I have no idea what it had to do with September 11, but Adams seemed to think historical racism was significant somehow, and denounced the U.S. for "confusing itself with the sanitised representations in Disney theme parks."
Adams is confusing New York 2001 with Alabama 1963. He should examine the names of the WTC victims, which reveal a multiculturalism so diverse it makes Australia look like an 18-million member Von Trapp family: Gopu, Abad, Cho, Ahladiotis, DeFazio, Goldberg, Bakalinskaya, Doi, Economos, Bijoux, Agarwala, Gscaar, Carranza, Gjonbalaj ...
The left's confusion over the attacks turned incomprehensible once America launched its response. A couple of weeks into the conflict, the Herald's Margo Kingston wrote: "It's hard to find victory or exit strategies or any other sanity in what's happening … as predicted by everyone except the Yanks, it appears, it's supposed be a LONG war, requiring PATIENCE and INTELLIGENCE."

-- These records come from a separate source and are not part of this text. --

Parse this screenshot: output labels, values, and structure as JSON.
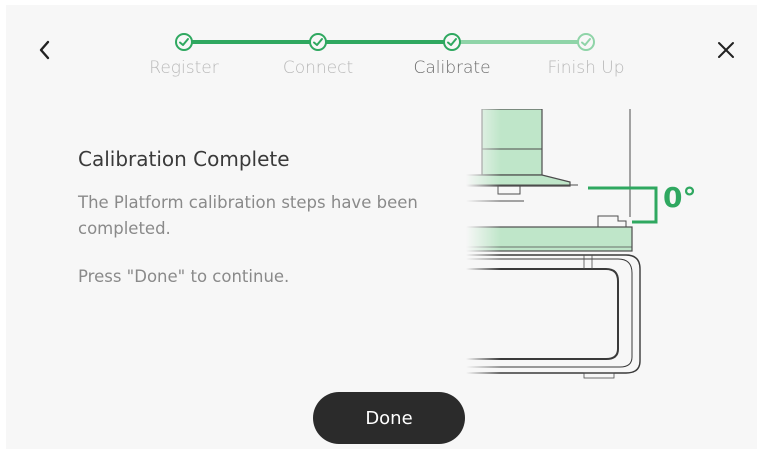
{
  "header": {
    "back_icon": "chevron-left-icon",
    "close_icon": "close-icon"
  },
  "stepper": {
    "steps": [
      {
        "label": "Register",
        "state": "complete"
      },
      {
        "label": "Connect",
        "state": "complete"
      },
      {
        "label": "Calibrate",
        "state": "active"
      },
      {
        "label": "Finish Up",
        "state": "upcoming"
      }
    ],
    "colors": {
      "done": "#2fa860",
      "pending": "#8fd4a8"
    }
  },
  "content": {
    "title": "Calibration Complete",
    "description": "The Platform calibration steps have been completed.",
    "hint": "Press \"Done\" to continue."
  },
  "illustration": {
    "angle_label": "0°",
    "accent_color": "#2fa860",
    "fill_color": "#bfe6c9"
  },
  "footer": {
    "done_label": "Done"
  }
}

And LOTS of CAPITAL LETTERS. Australia's left wanted no part of the war, long or otherwise. Kingston felt the war was nothing to do with us. FitzSimons wrote: "Have I missed something or is the whole thrust of our response so far been to write an absolutely blank check to the Americans?"
As usual, FitzSimons did miss something, or rather 22 things. That's how many Australians were killed on September 11.
Peter Gyulavary moved to New York from Australia after marrying an American woman. He painted their house green and gold, Australia's colors. "I always knew," said Jane Gyulavary at her husband's memorial service, "that Australia would bring me something special and magical."
Not our war, eh?
I suppose the war, such as it was in the days before America commenced bombing, was nothing much to do with Tom Kaade, either. Kaade lives in South Bend, Indiana. When the WTC was attacked, Kaade and his friends Ron and Wayne drove a Dodge pickup to Ground Zero, where the trio loaded the truck with ice and bottles. "Help yourself to a drink, sir," Kaade called out to every cop, ambulance staffer or fireman who wandered past.
At some stages they were giving away 640 bottles of water and soft drink every hour, while Kaade glared at the rescue site, quietly furious there was nothing more he could do. Kaade wasn't in much of a mood to apologise to anyone.
Nor should he have been. An apology made for something you haven't done represents a kind of death: a death of justice, or truth. There are deaths and there is Death; I would have preferred to have taken my chances in the World Trade Center on September 11 than live in the soulless, unfeeling, inhuman void where the likes of O'Shane, Adams, FitzSimons, and Kingston dwell. They place ideology above humanity. They seek to justify evil. They witness chaos, and see reason.
They would walk Manhattan streets that scream with suffering, and hear not a sound.
Blaming Ourselves will be published in May by Duffy & Snellgrove. The author accepted no payment for this piece, and will donate all eventual profits to New York City charities.
Tim Blair is an Australia-based journalist who first encountered the horror of environmentalism as a grade school student, when a bearded teacher told him that all the fossil fuel in the world was about to vanish and everybody would soon be driving electric cars. Born in 1965, he has been a senior editor at Time magazine, a columnist at Sydney's Daily Telegraph, and the editor of Sports Illustrated's Australian edition. He currently writes for various Australian newspapers and magazines, publishes Timblair.com and has owned dozens of cars and motorcycles — none of them electric.